The juveniles were nose t0 nose with mama. She seemed to want to get away and have a meal. I realized that her behavior was actually teaching the juveniles how to hunt. What a formidable force the three of them were in the water! What will happen to the coho that are on the brink of extinction?
When they crossed under Bridge Number Two, and I stood to watch the cloud of silt they stirred up in their passing, I saw salmon of various sizes come out in their wake. The fingerlings feasted on the margins of a silt cloud that was fast collapsing. They rounded up the benthic macro invertebrates that tend to be on the bottom. As we know, the majestic salmon are not bottom feeders. Isn't that the way with nature? With one exception, predators don't get all the prey. In all of nature, we humans are that one exception.
Join us on Muir Beach, where Redwood Creek meets the ocean, for the traditional salmon blessing by the Coast Miwoks, and share stories and poetry of the glorious things of nature. Welcome Back Salmon, Nov. 11, 1-3PM. and/or join the Redwood Creek Restoration at Muir Beach stewardship team for weeding and planting on the floodplain, Nov. 11, 9:30-Noon. Email, firstname.lastname@example.org.
From ROEP: Thank you, Lou, for your beautiful illustration of the river otters' place in the long, flowing life of the river!
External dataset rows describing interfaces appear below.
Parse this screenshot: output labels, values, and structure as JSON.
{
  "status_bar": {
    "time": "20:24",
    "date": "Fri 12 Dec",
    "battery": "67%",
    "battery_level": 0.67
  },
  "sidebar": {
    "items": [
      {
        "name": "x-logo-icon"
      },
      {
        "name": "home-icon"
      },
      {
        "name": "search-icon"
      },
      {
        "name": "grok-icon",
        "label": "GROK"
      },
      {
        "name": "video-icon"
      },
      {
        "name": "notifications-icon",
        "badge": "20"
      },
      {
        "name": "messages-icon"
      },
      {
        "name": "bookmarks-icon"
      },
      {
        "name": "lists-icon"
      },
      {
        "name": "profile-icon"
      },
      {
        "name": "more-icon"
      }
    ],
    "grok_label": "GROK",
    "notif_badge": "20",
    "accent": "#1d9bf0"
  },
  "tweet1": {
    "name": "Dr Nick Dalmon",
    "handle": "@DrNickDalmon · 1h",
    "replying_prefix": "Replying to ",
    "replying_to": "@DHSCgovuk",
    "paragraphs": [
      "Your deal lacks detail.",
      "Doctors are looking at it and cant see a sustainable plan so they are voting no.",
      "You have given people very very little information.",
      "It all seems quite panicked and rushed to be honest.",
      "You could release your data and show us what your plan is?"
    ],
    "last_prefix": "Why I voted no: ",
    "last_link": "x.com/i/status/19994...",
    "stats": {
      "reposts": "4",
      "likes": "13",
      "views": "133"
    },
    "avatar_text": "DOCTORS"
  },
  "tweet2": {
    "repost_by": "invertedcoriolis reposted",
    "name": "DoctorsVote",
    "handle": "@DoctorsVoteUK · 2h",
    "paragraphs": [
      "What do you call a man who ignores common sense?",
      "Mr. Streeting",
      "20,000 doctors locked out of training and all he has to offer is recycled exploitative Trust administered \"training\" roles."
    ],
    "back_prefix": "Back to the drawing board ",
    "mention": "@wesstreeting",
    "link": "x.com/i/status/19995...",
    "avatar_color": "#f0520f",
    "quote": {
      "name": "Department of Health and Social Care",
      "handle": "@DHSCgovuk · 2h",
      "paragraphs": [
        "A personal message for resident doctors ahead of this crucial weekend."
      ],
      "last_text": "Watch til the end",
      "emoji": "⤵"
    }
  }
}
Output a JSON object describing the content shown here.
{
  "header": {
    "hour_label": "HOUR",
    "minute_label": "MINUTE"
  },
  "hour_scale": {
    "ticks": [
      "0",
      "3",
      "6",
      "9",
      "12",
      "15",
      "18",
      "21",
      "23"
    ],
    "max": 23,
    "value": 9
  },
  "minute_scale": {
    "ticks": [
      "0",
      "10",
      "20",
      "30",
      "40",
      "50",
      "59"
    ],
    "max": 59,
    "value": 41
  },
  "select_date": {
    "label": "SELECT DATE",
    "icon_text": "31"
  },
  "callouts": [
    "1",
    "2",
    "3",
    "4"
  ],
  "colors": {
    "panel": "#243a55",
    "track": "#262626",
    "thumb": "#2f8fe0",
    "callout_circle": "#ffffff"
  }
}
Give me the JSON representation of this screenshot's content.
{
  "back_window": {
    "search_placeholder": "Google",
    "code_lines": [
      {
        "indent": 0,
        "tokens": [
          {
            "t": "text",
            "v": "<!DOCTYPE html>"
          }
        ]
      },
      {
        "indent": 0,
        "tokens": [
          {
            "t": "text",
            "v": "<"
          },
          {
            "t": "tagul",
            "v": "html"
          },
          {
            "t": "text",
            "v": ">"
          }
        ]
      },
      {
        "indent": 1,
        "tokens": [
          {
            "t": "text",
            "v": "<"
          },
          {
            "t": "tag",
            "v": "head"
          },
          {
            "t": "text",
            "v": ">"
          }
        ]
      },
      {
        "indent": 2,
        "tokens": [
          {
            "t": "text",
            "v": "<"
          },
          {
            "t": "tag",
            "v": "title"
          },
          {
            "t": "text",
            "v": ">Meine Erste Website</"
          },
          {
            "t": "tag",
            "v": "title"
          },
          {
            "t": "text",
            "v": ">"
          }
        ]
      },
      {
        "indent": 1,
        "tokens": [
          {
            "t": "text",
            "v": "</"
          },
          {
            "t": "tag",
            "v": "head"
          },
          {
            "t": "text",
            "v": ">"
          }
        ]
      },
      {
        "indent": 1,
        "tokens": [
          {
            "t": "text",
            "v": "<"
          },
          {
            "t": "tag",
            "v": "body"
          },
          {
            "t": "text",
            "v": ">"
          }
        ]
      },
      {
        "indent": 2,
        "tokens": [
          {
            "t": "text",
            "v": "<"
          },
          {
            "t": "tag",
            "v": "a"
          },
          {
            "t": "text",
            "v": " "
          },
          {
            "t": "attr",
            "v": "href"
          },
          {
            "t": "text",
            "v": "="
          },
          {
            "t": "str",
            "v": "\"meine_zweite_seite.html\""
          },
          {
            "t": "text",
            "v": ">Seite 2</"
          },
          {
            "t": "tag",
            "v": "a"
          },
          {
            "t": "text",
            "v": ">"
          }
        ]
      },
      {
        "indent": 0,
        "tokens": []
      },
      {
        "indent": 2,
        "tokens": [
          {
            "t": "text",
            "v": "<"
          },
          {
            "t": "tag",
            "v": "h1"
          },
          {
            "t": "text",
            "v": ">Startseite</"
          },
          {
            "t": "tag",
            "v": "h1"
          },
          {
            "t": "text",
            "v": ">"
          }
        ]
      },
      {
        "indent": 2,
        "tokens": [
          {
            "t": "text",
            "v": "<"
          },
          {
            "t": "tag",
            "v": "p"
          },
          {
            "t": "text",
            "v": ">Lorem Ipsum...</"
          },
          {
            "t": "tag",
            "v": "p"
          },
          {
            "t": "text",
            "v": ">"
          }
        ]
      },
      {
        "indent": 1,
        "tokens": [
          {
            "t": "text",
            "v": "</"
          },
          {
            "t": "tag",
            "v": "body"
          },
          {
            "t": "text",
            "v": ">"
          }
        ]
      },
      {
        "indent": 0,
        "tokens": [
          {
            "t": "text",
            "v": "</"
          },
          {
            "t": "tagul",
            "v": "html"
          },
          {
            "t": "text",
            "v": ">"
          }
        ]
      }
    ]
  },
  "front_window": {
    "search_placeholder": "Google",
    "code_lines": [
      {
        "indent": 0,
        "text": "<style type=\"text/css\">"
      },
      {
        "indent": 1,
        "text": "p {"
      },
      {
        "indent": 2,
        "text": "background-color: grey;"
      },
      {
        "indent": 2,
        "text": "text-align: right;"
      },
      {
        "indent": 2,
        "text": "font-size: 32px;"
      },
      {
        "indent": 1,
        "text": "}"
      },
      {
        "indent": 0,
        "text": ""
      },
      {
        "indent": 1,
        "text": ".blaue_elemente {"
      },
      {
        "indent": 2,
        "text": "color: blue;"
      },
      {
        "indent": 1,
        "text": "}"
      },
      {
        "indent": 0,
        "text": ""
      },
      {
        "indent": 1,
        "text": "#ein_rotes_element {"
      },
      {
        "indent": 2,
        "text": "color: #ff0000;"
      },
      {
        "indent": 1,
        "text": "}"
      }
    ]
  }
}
We will be there with you to welcome back the Salmon in November and to share in the joyous homecoming of the gorgeous and priceless Salmon people who return from the sea bringing life and sustenance to the land.